If “Inception” made you question the meaning of reality, the University may have something to blow your mind. At the School of Art & Design’s gallery Work • Ann Arbor, an exhibit titled “Sub Terrain” explores different levels of consciousness through various forms of media — from paintings and sculptures to an interactive mask projection.
Tuesday, 12 p.m. to 7 p.m.
Work • Ann Arbor
These levels of consciousness range from examining sleeping patterns — either peaceful or troubled — in a photography piece by Mira Burack, to a fantastical and surreal state, shown in a projection piece of the islands over which Amelia Earhart reportedly disappeared and commenting on her intriguing image in today’s world.
“Some of the pieces seem literal, like The Burrow by Melissa Jones,” said Andrew Thompson, the show’s curator and a lecturer in the School of Art & Design. “It’s referencing this human child that is feral, living in an underground dwelling in an iron suitcase, so it’s kind of an underground space you can fold up and take with you.”
Inspiration for “Sub Terrain” came from Thompson’s previous work with independent artist Audrey Russell.
“Audrey had a solo show a few years ago in her hometown, Greenville, Tennessee, and she hired me to write her exhibition essay,” Thompson explained. “I liked the thoughts I put down so I thought this could be a show. I called her and I was like, ‘Audrey I have an idea for a show and you have to be in it because you’re the foundation for it.’ ”
Russell commonly works with landscapes and parts of the body.
“It’s all kind of a mystery where things feel familiar, but there’s a lot of unexplained elements going on, and you wonder how much is weird psychological baggage and how much is free association,” Thompson said. “That’s the idea behind the show, finding other artists that have work that has an element of mystery to it.”

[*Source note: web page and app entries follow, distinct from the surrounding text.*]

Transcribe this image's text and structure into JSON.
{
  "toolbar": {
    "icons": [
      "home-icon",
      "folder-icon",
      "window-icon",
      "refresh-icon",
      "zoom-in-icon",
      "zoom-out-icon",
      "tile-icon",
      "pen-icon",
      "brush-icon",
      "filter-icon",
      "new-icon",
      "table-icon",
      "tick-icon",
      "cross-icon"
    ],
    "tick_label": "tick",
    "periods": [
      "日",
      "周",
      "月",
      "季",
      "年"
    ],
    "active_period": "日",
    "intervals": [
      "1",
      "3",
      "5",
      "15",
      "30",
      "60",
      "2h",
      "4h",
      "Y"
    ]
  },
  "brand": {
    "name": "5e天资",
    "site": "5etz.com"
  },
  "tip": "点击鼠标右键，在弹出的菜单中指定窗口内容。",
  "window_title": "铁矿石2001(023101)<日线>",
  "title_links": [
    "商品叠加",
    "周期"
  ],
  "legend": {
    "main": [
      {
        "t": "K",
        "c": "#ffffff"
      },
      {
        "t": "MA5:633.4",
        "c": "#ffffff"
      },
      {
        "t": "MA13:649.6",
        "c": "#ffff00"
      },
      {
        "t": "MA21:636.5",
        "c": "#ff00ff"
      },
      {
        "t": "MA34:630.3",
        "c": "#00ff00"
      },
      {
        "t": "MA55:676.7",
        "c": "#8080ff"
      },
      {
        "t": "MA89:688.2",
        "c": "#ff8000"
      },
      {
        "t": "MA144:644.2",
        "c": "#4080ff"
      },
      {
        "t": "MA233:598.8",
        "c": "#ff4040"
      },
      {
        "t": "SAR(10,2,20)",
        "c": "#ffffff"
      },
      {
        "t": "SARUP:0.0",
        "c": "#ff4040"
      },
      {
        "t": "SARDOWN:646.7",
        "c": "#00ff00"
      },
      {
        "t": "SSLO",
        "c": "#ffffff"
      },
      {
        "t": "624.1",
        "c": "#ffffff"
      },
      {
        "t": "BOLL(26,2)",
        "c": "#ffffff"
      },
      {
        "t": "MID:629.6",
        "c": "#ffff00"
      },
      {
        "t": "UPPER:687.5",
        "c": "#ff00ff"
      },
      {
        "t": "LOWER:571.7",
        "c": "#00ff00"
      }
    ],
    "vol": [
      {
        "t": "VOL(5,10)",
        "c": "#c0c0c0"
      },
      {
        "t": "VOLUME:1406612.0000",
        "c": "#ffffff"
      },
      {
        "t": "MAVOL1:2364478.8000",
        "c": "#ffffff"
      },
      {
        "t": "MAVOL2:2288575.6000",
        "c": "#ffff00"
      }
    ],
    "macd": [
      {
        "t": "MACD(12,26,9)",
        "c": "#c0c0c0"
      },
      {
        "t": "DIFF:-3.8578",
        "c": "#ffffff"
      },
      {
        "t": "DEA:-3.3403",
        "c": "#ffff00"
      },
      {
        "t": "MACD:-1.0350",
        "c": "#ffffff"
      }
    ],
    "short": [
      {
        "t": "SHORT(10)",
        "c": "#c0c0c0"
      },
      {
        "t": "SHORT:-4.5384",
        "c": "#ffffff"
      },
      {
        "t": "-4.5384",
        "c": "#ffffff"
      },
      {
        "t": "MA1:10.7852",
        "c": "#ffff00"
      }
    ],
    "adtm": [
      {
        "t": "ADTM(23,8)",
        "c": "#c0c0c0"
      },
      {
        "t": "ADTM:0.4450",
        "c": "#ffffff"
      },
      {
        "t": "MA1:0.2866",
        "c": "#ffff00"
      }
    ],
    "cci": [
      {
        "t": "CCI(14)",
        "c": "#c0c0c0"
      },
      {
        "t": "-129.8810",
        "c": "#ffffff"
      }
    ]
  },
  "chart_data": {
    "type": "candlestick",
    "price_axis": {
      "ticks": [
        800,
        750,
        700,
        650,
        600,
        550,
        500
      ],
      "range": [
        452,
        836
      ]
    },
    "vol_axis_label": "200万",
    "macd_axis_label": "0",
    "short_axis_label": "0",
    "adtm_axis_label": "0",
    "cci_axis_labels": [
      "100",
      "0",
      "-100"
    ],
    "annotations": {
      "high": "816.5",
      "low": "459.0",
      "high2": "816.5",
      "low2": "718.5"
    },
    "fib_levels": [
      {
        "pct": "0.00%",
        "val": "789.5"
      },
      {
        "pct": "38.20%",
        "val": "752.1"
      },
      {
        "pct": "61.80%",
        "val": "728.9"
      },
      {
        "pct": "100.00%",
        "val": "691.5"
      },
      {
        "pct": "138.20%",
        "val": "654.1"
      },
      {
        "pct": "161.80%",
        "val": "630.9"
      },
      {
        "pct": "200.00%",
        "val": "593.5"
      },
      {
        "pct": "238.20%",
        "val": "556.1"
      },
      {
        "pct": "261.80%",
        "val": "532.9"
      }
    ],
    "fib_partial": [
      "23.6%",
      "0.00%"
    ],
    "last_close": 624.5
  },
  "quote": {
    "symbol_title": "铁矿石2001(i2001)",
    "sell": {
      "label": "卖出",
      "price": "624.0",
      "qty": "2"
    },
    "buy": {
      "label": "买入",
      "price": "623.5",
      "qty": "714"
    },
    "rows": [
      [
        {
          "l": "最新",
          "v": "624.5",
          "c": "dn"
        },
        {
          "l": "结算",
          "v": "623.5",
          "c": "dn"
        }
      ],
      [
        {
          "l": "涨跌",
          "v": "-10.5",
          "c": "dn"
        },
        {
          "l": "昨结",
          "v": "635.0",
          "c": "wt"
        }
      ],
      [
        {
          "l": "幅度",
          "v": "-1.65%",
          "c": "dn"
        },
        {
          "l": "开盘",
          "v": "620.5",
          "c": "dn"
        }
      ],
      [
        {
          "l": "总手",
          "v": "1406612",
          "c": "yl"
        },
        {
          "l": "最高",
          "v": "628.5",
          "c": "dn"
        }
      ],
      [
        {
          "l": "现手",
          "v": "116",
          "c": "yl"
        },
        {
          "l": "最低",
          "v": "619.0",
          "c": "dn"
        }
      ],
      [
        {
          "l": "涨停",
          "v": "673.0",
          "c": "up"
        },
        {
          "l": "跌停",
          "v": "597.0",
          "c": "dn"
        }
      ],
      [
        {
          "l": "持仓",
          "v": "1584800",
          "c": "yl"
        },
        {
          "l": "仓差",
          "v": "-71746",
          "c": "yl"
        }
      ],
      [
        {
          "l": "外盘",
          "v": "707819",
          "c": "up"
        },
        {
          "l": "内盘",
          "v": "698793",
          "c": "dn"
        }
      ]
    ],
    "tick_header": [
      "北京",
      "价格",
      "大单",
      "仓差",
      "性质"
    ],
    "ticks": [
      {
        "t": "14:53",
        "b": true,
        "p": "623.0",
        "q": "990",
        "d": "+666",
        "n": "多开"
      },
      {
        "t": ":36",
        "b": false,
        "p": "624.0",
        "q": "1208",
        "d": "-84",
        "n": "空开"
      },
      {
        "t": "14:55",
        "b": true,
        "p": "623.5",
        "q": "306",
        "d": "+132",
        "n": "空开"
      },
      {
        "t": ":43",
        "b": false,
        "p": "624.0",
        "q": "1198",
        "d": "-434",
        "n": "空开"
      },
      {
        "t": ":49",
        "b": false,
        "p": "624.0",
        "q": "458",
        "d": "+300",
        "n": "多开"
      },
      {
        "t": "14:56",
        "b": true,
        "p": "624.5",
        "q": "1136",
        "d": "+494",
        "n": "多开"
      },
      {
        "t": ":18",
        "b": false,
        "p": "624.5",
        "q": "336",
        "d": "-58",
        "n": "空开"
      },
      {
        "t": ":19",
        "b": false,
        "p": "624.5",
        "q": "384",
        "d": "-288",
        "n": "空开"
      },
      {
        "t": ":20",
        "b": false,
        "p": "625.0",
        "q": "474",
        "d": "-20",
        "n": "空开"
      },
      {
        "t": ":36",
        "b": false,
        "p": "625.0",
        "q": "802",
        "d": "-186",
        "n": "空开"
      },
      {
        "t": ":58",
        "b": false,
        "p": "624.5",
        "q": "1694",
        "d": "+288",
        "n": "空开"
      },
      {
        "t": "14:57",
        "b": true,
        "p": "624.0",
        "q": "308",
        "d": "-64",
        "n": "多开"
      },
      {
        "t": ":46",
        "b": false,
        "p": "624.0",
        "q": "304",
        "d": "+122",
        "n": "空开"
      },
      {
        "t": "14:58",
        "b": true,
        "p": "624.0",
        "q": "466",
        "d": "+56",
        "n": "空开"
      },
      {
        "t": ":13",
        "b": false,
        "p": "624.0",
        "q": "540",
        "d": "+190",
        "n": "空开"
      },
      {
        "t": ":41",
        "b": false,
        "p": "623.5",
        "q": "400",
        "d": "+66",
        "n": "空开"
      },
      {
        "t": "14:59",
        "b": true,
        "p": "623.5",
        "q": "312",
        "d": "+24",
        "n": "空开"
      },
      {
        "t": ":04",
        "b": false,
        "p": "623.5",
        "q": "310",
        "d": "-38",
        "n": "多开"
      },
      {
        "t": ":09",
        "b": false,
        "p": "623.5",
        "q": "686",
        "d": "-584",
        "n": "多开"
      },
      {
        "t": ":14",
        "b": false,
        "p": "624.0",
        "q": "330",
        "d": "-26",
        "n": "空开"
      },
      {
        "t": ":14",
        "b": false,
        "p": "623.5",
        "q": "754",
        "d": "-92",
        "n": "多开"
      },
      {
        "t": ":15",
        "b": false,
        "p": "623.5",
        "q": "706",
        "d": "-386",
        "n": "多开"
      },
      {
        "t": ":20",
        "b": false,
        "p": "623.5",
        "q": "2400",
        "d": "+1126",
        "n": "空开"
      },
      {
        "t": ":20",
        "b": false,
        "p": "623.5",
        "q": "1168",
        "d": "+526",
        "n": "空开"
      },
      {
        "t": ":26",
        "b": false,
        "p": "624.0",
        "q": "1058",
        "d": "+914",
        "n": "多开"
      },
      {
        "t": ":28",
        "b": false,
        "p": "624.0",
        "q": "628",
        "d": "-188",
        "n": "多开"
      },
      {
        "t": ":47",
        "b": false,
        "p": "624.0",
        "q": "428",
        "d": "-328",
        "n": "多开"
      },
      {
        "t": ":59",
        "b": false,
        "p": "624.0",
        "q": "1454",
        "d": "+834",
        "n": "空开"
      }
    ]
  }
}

With an idea in mind, Thompson had to find a space to house the “Sub Terrain” exhibit. One of his top two choices was Work • Ann Arbor. The gallery allows anyone in the Art & Design at the University to propose a show, including students, lecturers and faculty members.
The pieces in the exhibit have widely varying backgrounds and contexts to them, with influences from literature, history and medicine. Some of the pieces are frightening and shocking, such as Sleep of Reason by Rachel Frank, which features photography of three figures in a room wearing donkey costumes.
“She references Francisco Goya, who has pieces about death and people as demons,” Thompson said. “So these donkey people are like monsters in this state of being.”
There is one piece in “Sub Terrain” by the University’s own Scott Wagner and Morgan Morel, both Performing Arts Technology majors in the School of Music, Theatre & Dance. Their interactive project, titled Face Lift, gives one person the opportunity to look into a camera that projects his or her face into the openings of a mask. Another person looks through the mask and sees that projection.
“It was a combination of our mutual interests,” Wagner said. “Morgan was doing a lot of video-on-video work, manipulating the images by turning the camera on the screen, and I was inspired by an artist named Tony Oursler, who does a lot of interesting work with different forms of face projections.”
With its own room in the “Sub Terrain” exhibit, Face Lift has been able to evolve since its first production.
“(The room) really encloses the piece, but also, it’s the first time we had the opportunity to set it up so that the participants are more or less face-to-face, which I think is how we originally intended,” Wagner explained. “In the original idea, we wanted to make a real-time video delay, caused by using a cable connecting the camera and projector that was at least five hundred feet long.”
Thompson has striven to create an exhibition that not only has mysterious and thought-provoking works, but pieces that are eye-catching as well.
“I want all the work to be intriguing enough and interesting enough to look at on an aesthetic value, whether it’s color or form or subject matter,” Thompson explained. “The exhibit is kind of like a buffet — there’s all these different visual flavors going on. If someone wanted to see a painting show they would only be partially satisfied, so I tried to make something for everybody and to represent different media.”
“Sub Terrain” is built to encourage confrontation of subjects unknown to the viewer.
“You look at it and think you can understand, you think, ‘I can break this down, I can analyze it and it’ll make sense,’ but really the work has this element where it defies precise logic,” Thompson said. “It’s not a Freudian show.”
Having less than a week to replace the old show in the gallery, Thompson and Mark Nielsen, the director of the gallery, worked tirelessly to finalize “Sub Terrain.” In the end, Nielsen had only positive things to say about the result.
“I personally find the show extremely satisfying,” Nielsen wrote. “The work is compelling, edgy, and often surprising, and was curated and installed with a lot of sensitivity and respect for each individual work.”